[Start of section]

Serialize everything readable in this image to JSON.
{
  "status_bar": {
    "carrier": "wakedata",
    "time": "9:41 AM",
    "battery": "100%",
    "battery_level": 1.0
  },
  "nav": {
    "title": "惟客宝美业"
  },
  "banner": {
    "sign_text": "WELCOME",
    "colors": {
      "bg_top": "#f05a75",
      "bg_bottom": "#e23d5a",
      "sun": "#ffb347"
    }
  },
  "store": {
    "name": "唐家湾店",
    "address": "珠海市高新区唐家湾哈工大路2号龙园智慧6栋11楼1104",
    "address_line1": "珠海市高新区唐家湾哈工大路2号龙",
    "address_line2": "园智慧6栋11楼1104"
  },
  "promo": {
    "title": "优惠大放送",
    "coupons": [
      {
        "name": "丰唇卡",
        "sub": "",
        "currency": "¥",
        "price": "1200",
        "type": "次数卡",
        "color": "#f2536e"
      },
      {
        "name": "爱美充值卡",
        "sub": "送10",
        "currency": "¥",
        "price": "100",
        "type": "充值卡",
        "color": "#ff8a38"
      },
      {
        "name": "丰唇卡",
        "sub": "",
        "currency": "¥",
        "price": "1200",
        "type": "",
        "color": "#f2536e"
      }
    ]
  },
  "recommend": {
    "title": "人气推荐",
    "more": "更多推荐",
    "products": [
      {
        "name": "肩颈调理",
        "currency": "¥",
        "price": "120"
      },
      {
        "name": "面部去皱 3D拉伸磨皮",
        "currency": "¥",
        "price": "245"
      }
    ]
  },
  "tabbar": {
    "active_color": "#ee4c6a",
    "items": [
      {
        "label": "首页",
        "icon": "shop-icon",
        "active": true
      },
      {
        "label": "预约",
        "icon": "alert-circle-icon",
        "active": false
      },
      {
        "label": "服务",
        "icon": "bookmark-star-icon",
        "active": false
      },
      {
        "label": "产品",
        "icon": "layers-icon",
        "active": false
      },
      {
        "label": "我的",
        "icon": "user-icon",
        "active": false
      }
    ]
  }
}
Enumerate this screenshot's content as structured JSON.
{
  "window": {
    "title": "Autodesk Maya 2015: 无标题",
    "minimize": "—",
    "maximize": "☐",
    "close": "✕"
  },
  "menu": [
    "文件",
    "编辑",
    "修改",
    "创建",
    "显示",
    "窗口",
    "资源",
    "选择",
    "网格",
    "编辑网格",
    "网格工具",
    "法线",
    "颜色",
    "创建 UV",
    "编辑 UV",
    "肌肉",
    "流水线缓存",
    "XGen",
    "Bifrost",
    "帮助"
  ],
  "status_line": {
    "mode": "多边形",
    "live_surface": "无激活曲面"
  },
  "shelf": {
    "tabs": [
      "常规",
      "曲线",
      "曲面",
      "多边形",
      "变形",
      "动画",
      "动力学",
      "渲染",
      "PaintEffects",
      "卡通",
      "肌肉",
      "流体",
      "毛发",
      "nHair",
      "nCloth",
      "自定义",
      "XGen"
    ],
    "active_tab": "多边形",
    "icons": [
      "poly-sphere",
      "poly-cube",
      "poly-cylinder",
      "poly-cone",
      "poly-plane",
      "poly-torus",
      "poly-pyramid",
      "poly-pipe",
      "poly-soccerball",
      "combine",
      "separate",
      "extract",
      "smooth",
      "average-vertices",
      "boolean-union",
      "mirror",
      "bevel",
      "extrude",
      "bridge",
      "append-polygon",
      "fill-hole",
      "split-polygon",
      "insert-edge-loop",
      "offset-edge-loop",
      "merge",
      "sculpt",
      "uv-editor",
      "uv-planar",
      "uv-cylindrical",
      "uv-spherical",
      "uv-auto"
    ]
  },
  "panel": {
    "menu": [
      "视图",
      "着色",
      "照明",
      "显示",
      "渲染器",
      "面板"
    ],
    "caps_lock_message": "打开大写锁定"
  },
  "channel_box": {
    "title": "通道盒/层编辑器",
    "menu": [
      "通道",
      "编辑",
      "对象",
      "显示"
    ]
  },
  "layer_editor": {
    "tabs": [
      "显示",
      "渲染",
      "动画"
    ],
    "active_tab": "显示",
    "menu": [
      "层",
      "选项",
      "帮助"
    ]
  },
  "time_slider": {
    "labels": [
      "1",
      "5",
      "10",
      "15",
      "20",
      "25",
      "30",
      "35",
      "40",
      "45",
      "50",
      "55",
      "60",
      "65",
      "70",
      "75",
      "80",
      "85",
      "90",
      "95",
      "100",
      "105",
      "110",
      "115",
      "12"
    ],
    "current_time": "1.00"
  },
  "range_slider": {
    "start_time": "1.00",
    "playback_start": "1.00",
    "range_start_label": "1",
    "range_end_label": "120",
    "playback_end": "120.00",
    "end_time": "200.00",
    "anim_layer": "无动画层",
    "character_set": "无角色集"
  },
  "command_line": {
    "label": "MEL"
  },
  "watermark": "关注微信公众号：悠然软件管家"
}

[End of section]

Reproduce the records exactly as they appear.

EXPECTED ANSWER
Serialize everything readable in this image to JSON.
{
  "status_bar": {
    "carrier": "wakedata",
    "time": "9:41 AM",
    "battery": "100%",
    "battery_level": 1.0
  },
  "nav": {
    "title": "惟客宝美业"
  },
  "banner": {
    "sign_text": "WELCOME",
    "colors": {
      "bg_top": "#f05a75",
      "bg_bottom": "#e23d5a",
      "sun": "#ffb347"
    }
  },
  "store": {
    "name": "唐家湾店",
    "address": "珠海市高新区唐家湾哈工大路2号龙园智慧6栋11楼1104",
    "address_line1": "珠海市高新区唐家湾哈工大路2号龙",
    "address_line2": "园智慧6栋11楼1104"
  },
  "promo": {
    "title": "优惠大放送",
    "coupons": [
      {
        "name": "丰唇卡",
        "sub": "",
        "currency": "¥",
        "price": "1200",
        "type": "次数卡",
        "color": "#f2536e"
      },
      {
        "name": "爱美充值卡",
        "sub": "送10",
        "currency": "¥",
        "price": "100",
        "type": "充值卡",
        "color": "#ff8a38"
      },
      {
        "name": "丰唇卡",
        "sub": "",
        "currency": "¥",
        "price": "1200",
        "type": "",
        "color": "#f2536e"
      }
    ]
  },
  "recommend": {
    "title": "人气推荐",
    "more": "更多推荐",
    "products": [
      {
        "name": "肩颈调理",
        "currency": "¥",
        "price": "120"
      },
      {
        "name": "面部去皱 3D拉伸磨皮",
        "currency": "¥",
        "price": "245"
      }
    ]
  },
  "tabbar": {
    "active_color": "#ee4c6a",
    "items": [
      {
        "label": "首页",
        "icon": "shop-icon",
        "active": true
      },
      {
        "label": "预约",
        "icon": "alert-circle-icon",
        "active": false
      },
      {
        "label": "服务",
        "icon": "bookmark-star-icon",
        "active": false
      },
      {
        "label": "产品",
        "icon": "layers-icon",
        "active": false
      },
      {
        "label": "我的",
        "icon": "user-icon",
        "active": false
      }
    ]
  }
}
Enumerate this screenshot's content as structured JSON.
{
  "window": {
    "title": "Autodesk Maya 2015: 无标题",
    "minimize": "—",
    "maximize": "☐",
    "close": "✕"
  },
  "menu": [
    "文件",
    "编辑",
    "修改",
    "创建",
    "显示",
    "窗口",
    "资源",
    "选择",
    "网格",
    "编辑网格",
    "网格工具",
    "法线",
    "颜色",
    "创建 UV",
    "编辑 UV",
    "肌肉",
    "流水线缓存",
    "XGen",
    "Bifrost",
    "帮助"
  ],
  "status_line": {
    "mode": "多边形",
    "live_surface": "无激活曲面"
  },
  "shelf": {
    "tabs": [
      "常规",
      "曲线",
      "曲面",
      "多边形",
      "变形",
      "动画",
      "动力学",
      "渲染",
      "PaintEffects",
      "卡通",
      "肌肉",
      "流体",
      "毛发",
      "nHair",
      "nCloth",
      "自定义",
      "XGen"
    ],
    "active_tab": "多边形",
    "icons": [
      "poly-sphere",
      "poly-cube",
      "poly-cylinder",
      "poly-cone",
      "poly-plane",
      "poly-torus",
      "poly-pyramid",
      "poly-pipe",
      "poly-soccerball",
      "combine",
      "separate",
      "extract",
      "smooth",
      "average-vertices",
      "boolean-union",
      "mirror",
      "bevel",
      "extrude",
      "bridge",
      "append-polygon",
      "fill-hole",
      "split-polygon",
      "insert-edge-loop",
      "offset-edge-loop",
      "merge",
      "sculpt",
      "uv-editor",
      "uv-planar",
      "uv-cylindrical",
      "uv-spherical",
      "uv-auto"
    ]
  },
  "panel": {
    "menu": [
      "视图",
      "着色",
      "照明",
      "显示",
      "渲染器",
      "面板"
    ],
    "caps_lock_message": "打开大写锁定"
  },
  "channel_box": {
    "title": "通道盒/层编辑器",
    "menu": [
      "通道",
      "编辑",
      "对象",
      "显示"
    ]
  },
  "layer_editor": {
    "tabs": [
      "显示",
      "渲染",
      "动画"
    ],
    "active_tab": "显示",
    "menu": [
      "层",
      "选项",
      "帮助"
    ]
  },
  "time_slider": {
    "labels": [
      "1",
      "5",
      "10",
      "15",
      "20",
      "25",
      "30",
      "35",
      "40",
      "45",
      "50",
      "55",
      "60",
      "65",
      "70",
      "75",
      "80",
      "85",
      "90",
      "95",
      "100",
      "105",
      "110",
      "115",
      "12"
    ],
    "current_time": "1.00"
  },
  "range_slider": {
    "start_time": "1.00",
    "playback_start": "1.00",
    "range_start_label": "1",
    "range_end_label": "120",
    "playback_end": "120.00",
    "end_time": "200.00",
    "anim_layer": "无动画层",
    "character_set": "无角色集"
  },
  "command_line": {
    "label": "MEL"
  },
  "watermark": "关注微信公众号：悠然软件管家"
}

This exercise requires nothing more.